> _Work instruction_: In full and without changes, output the data.

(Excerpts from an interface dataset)

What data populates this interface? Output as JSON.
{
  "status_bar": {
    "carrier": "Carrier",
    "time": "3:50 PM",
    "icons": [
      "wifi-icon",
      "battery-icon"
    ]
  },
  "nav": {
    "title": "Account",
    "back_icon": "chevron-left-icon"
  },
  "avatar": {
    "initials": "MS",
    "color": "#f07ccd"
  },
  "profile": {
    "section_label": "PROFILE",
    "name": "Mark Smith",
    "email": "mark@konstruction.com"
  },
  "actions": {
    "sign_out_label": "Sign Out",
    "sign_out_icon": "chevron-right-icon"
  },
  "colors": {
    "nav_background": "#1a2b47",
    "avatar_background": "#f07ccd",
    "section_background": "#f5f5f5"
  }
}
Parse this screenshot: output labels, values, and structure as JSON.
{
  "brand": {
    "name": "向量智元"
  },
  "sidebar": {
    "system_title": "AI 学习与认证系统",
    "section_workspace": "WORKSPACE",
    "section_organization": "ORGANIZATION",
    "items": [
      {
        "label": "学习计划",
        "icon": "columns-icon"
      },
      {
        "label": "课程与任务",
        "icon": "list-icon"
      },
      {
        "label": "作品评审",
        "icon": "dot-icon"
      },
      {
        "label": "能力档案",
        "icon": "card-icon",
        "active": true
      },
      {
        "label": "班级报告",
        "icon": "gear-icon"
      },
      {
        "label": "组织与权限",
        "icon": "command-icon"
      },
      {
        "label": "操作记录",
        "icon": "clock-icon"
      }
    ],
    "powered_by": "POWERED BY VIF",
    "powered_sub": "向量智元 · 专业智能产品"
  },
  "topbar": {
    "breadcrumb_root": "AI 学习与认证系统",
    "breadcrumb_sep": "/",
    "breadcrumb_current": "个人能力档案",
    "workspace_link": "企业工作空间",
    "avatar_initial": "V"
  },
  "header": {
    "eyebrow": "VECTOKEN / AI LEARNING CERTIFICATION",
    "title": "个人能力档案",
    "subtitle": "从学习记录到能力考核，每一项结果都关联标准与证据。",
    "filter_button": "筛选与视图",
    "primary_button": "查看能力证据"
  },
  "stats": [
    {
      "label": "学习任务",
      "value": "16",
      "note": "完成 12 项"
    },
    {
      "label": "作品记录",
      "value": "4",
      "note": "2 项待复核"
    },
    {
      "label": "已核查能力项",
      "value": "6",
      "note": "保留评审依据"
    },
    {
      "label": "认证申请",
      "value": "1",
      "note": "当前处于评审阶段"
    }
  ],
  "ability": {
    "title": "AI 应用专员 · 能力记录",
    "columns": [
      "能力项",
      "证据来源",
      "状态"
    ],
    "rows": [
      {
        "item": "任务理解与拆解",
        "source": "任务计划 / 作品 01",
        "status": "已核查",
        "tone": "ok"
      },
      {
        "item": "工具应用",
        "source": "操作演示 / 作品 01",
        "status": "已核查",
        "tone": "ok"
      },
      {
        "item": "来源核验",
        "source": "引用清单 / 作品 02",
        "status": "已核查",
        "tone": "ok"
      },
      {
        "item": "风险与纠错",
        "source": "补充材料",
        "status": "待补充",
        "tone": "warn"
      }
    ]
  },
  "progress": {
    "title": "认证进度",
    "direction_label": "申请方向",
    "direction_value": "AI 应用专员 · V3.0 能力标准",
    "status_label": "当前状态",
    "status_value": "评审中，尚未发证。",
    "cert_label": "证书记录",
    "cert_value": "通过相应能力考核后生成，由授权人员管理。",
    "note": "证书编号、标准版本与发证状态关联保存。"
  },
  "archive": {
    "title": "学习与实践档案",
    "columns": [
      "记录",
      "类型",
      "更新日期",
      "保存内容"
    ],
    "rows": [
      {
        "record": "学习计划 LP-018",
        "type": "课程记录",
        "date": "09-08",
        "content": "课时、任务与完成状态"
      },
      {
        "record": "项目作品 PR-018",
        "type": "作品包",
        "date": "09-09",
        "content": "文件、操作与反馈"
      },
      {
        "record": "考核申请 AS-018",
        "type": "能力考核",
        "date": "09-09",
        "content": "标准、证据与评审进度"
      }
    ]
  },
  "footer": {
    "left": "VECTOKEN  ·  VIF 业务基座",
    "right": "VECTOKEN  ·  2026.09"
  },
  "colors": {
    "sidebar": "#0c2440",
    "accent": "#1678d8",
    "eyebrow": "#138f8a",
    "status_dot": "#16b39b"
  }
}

> _Solution to this problem_:
What data populates this interface? Output as JSON.
{
  "status_bar": {
    "carrier": "Carrier",
    "time": "3:50 PM",
    "icons": [
      "wifi-icon",
      "battery-icon"
    ]
  },
  "nav": {
    "title": "Account",
    "back_icon": "chevron-left-icon"
  },
  "avatar": {
    "initials": "MS",
    "color": "#f07ccd"
  },
  "profile": {
    "section_label": "PROFILE",
    "name": "Mark Smith",
    "email": "mark@konstruction.com"
  },
  "actions": {
    "sign_out_label": "Sign Out",
    "sign_out_icon": "chevron-right-icon"
  },
  "colors": {
    "nav_background": "#1a2b47",
    "avatar_background": "#f07ccd",
    "section_background": "#f5f5f5"
  }
}
Parse this screenshot: output labels, values, and structure as JSON.
{
  "brand": {
    "name": "向量智元"
  },
  "sidebar": {
    "system_title": "AI 学习与认证系统",
    "section_workspace": "WORKSPACE",
    "section_organization": "ORGANIZATION",
    "items": [
      {
        "label": "学习计划",
        "icon": "columns-icon"
      },
      {
        "label": "课程与任务",
        "icon": "list-icon"
      },
      {
        "label": "作品评审",
        "icon": "dot-icon"
      },
      {
        "label": "能力档案",
        "icon": "card-icon",
        "active": true
      },
      {
        "label": "班级报告",
        "icon": "gear-icon"
      },
      {
        "label": "组织与权限",
        "icon": "command-icon"
      },
      {
        "label": "操作记录",
        "icon": "clock-icon"
      }
    ],
    "powered_by": "POWERED BY VIF",
    "powered_sub": "向量智元 · 专业智能产品"
  },
  "topbar": {
    "breadcrumb_root": "AI 学习与认证系统",
    "breadcrumb_sep": "/",
    "breadcrumb_current": "个人能力档案",
    "workspace_link": "企业工作空间",
    "avatar_initial": "V"
  },
  "header": {
    "eyebrow": "VECTOKEN / AI LEARNING CERTIFICATION",
    "title": "个人能力档案",
    "subtitle": "从学习记录到能力考核，每一项结果都关联标准与证据。",
    "filter_button": "筛选与视图",
    "primary_button": "查看能力证据"
  },
  "stats": [
    {
      "label": "学习任务",
      "value": "16",
      "note": "完成 12 项"
    },
    {
      "label": "作品记录",
      "value": "4",
      "note": "2 项待复核"
    },
    {
      "label": "已核查能力项",
      "value": "6",
      "note": "保留评审依据"
    },
    {
      "label": "认证申请",
      "value": "1",
      "note": "当前处于评审阶段"
    }
  ],
  "ability": {
    "title": "AI 应用专员 · 能力记录",
    "columns": [
      "能力项",
      "证据来源",
      "状态"
    ],
    "rows": [
      {
        "item": "任务理解与拆解",
        "source": "任务计划 / 作品 01",
        "status": "已核查",
        "tone": "ok"
      },
      {
        "item": "工具应用",
        "source": "操作演示 / 作品 01",
        "status": "已核查",
        "tone": "ok"
      },
      {
        "item": "来源核验",
        "source": "引用清单 / 作品 02",
        "status": "已核查",
        "tone": "ok"
      },
      {
        "item": "风险与纠错",
        "source": "补充材料",
        "status": "待补充",
        "tone": "warn"
      }
    ]
  },
  "progress": {
    "title": "认证进度",
    "direction_label": "申请方向",
    "direction_value": "AI 应用专员 · V3.0 能力标准",
    "status_label": "当前状态",
    "status_value": "评审中，尚未发证。",
    "cert_label": "证书记录",
    "cert_value": "通过相应能力考核后生成，由授权人员管理。",
    "note": "证书编号、标准版本与发证状态关联保存。"
  },
  "archive": {
    "title": "学习与实践档案",
    "columns": [
      "记录",
      "类型",
      "更新日期",
      "保存内容"
    ],
    "rows": [
      {
        "record": "学习计划 LP-018",
        "type": "课程记录",
        "date": "09-08",
        "content": "课时、任务与完成状态"
      },
      {
        "record": "项目作品 PR-018",
        "type": "作品包",
        "date": "09-09",
        "content": "文件、操作与反馈"
      },
      {
        "record": "考核申请 AS-018",
        "type": "能力考核",
        "date": "09-09",
        "content": "标准、证据与评审进度"
      }
    ]
  },
  "footer": {
    "left": "VECTOKEN  ·  VIF 业务基座",
    "right": "VECTOKEN  ·  2026.09"
  },
  "colors": {
    "sidebar": "#0c2440",
    "accent": "#1678d8",
    "eyebrow": "#138f8a",
    "status_dot": "#16b39b"
  }
}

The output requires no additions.